Monday marked the 3 year anniversary of when my wife’s bankruptcy was discharged. I wrote about the causes of her bankruptcy back in December. It goes without saying that Longmont Ford and Public Service Credit Union won’t be getting any of our business in the future. I’m also not a big fan of the Colorado court system which lets a summons be served a third-party (more on that in a few weeks).
Yesterday, I was asked to publish an infographic on bankruptcy. Given my own background with bankruptcy and it liberating me from having to live off of ramen and peanut butter for an entire year, it was an obvious choice for me.
Some numbers that stood out to me:
- The total number of bankruptcies last year.
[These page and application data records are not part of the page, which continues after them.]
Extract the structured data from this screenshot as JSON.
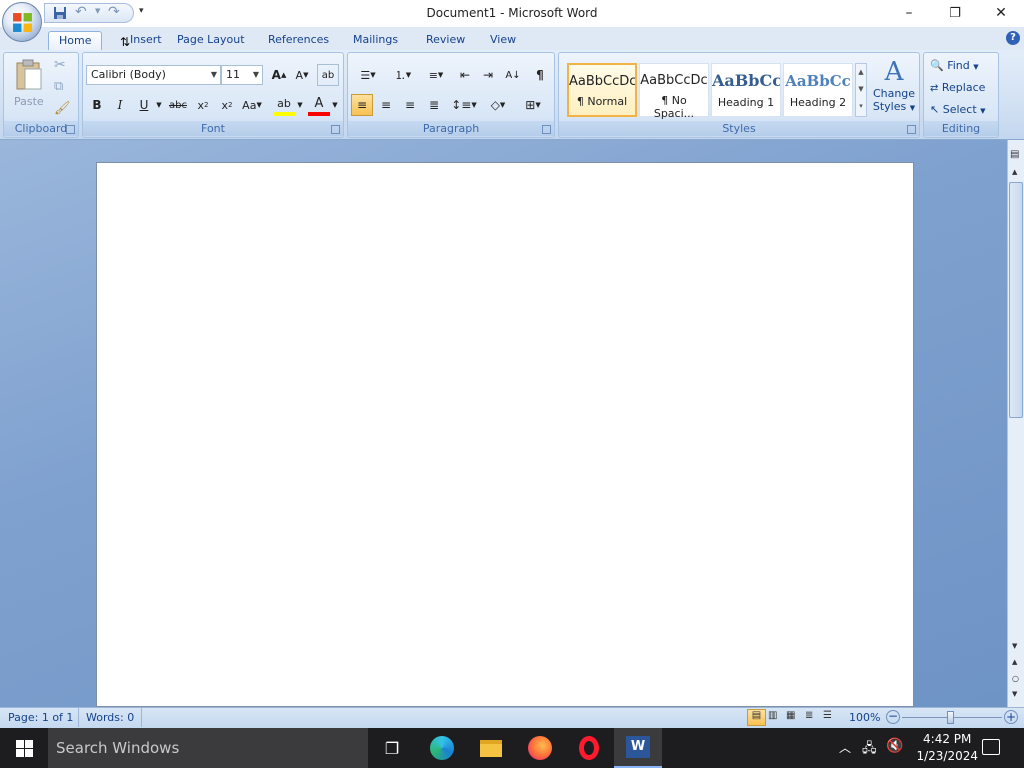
{
  "window": {
    "title": "Document1 - Microsoft Word",
    "minimize": "–",
    "maximize": "❐",
    "close": "✕"
  },
  "tabs": [
    "Home",
    "Insert",
    "Page Layout",
    "References",
    "Mailings",
    "Review",
    "View"
  ],
  "ribbon": {
    "clipboard": {
      "label": "Clipboard",
      "paste": "Paste"
    },
    "font": {
      "label": "Font",
      "family": "Calibri (Body)",
      "size": "11"
    },
    "paragraph": {
      "label": "Paragraph"
    },
    "styles": {
      "label": "Styles",
      "items": [
        {
          "sample": "AaBbCcDc",
          "name": "¶ Normal"
        },
        {
          "sample": "AaBbCcDc",
          "name": "¶ No Spaci..."
        },
        {
          "sample": "AaBbCc",
          "name": "Heading 1"
        },
        {
          "sample": "AaBbCc",
          "name": "Heading 2"
        }
      ],
      "change_styles_1": "Change",
      "change_styles_2": "Styles"
    },
    "editing": {
      "label": "Editing",
      "find": "Find",
      "replace": "Replace",
      "select": "Select"
    }
  },
  "status": {
    "page": "Page: 1 of 1",
    "words": "Words: 0",
    "zoom": "100%"
  },
  "taskbar": {
    "search_placeholder": "Search Windows",
    "time": "4:42 PM",
    "date": "1/23/2024"
  },
  "colors": {
    "ribbon_blue": "#15428b",
    "highlight": "#ffff00",
    "font_color": "#ff0000",
    "taskbar": "#1d1d1f"
  }
}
When compared to the estimated 2012 population, roughly .4% declared bankruptcy last year. That works out to 1 out of every 250 men, women, and children.
- In 2005, one in 41 households filed for bankruptcy. And that was before the recession! However, a year later, the number of filings dipped by 70%. Both numbers are probably a result of the Bankruptcy Abuse Prevention and Consumer Protection Act of 2005 which went into effect in October of that year. People who were considering bankruptcy may have acted on it sooner than they might have otherwise to make sure they were covered by the more lenient rules.
- Medical bills are the #1 cause of bankruptcy, yet 78% of all people who file for bankruptcy have health insurance. Considering my own experience with hospital bills, I can easily believe this. And since ObamaCare reform doesn’t address many of the issues that actually make health care expensive, I don’t see this statistic going down any time soon.
- California leads the pack with nearly a quarter million bankruptcies last year, or nearly 20% of the total. Meanwhile, their population is only 12.6% of the nation.